The New Republic recently published a devastating article, “Obama’s Lost Army,” that details how the DNC squandered the grassroots organization created to elect President Obama in 2008. Rather than turn it into a strong force for progressive ideas, an incubator for a new generation of Democratic politicians, or a force for local organizing, the DNC simply allowed all the organization to falter and vanish. The piece states that Democratic insiders were not comfortable with a separate entity organizing Democratic voters and fielding potential candidates that party bigwigs had not vetted. So they allowed it to die.

Saddest part of all, the Republicans learned the lessons from Obama’s victory and did the grassroots organizing that the Democrats were reluctant to do, leading to victories in 2010, 2014, and 2016 and the election of Donald Trump.

My other point of contention, what happened to everyone who voted in 2008? I asked this before, and I’m still asking it. Trump did not win simply by luring erstwhile Obama voters. He won because a lot of people simply didn’t vote. Folks like Van Jones have focussed on the former problem and have all but ignored the latter. And I’m tired of it. We need to discuss the problem of people not voting.

I contend that people like progressive politics when its explained clearly and when those who espouse it follow through on their promises. People want socialized medicine, even if they don’t like that name. Call it something else, then. But once “Medicare for all” or however you want to call it is established, then folks won’t want it taken away, just as folks are finally waking up and protesting the inevitable destruction of the Affordable Care Act at the hands of the Republicans.

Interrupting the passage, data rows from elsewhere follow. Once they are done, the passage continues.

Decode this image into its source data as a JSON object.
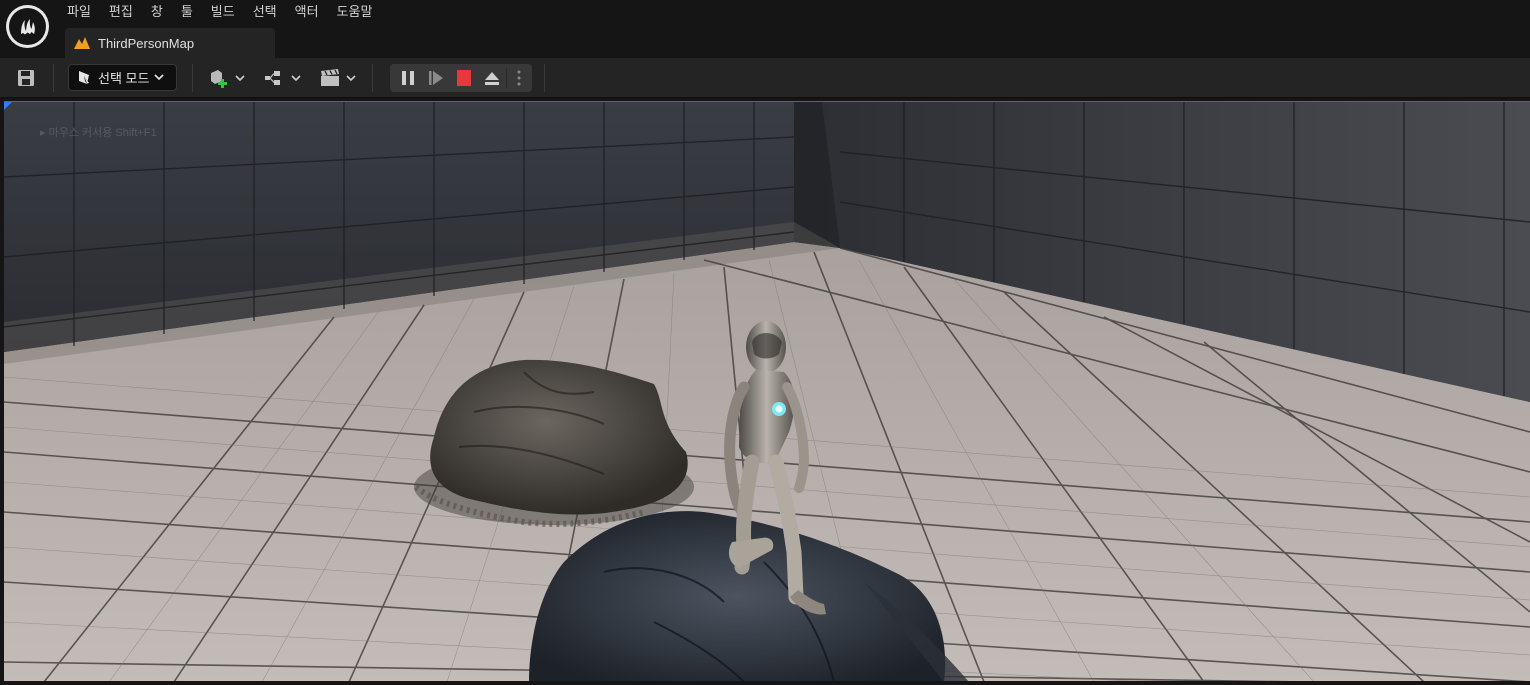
{
  "menu": {
    "items": [
      "파일",
      "편집",
      "창",
      "툴",
      "빌드",
      "선택",
      "액터",
      "도움말"
    ]
  },
  "tab": {
    "label": "ThirdPersonMap"
  },
  "toolbar": {
    "mode_label": "선택 모드"
  },
  "viewport": {
    "hint_text": "▸ 마우스 커서용 Shift+F1"
  },
  "colors": {
    "accent": "#2d7fff",
    "stop": "#e8383d",
    "tab_icon": "#f0a020"
  },
  "icons": {
    "logo": "unreal-engine-logo",
    "save": "save-icon",
    "mode": "select-mode-icon",
    "add_actor": "add-actor-icon",
    "blueprint": "blueprint-icon",
    "cinematics": "cinematics-icon",
    "pause": "pause-icon",
    "step": "frame-skip-icon",
    "stop": "stop-icon",
    "eject": "eject-icon",
    "more": "more-options-icon"
  }
}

The 2009 stimulus, meant to revive a stagnant economy and reverse rising unemployment, was so successful that Republicans who voted against it touted its benefits to constituents. The stimulus suffered from poor marketing — it really needed a better name if nothing else — and lack of clarity as to what it was and what it was supposed to do. Republicans exploited these shortcomings to their advantage.

Republicans and Democrats are very different in one very crucial way. Republicans mean what they say, say it clearly, and follow through on it. Democrats equivocate and meander. They run for the hills when they should defend what they believe in. Then they lose.

For Tom Perez to change the failing status of the Democratic Party, he needs to address these issues head-on. I really hope he does. Appointing his former opponent for the DNC chairmanship, Congressman Keith Ellison, as his Deputy Director could be a good first start, if he gives Congressman Ellison something meaningful to do. Otherwise, I worry that 2018 will be another in a long line of electoral disappointments, to the detriment of the country.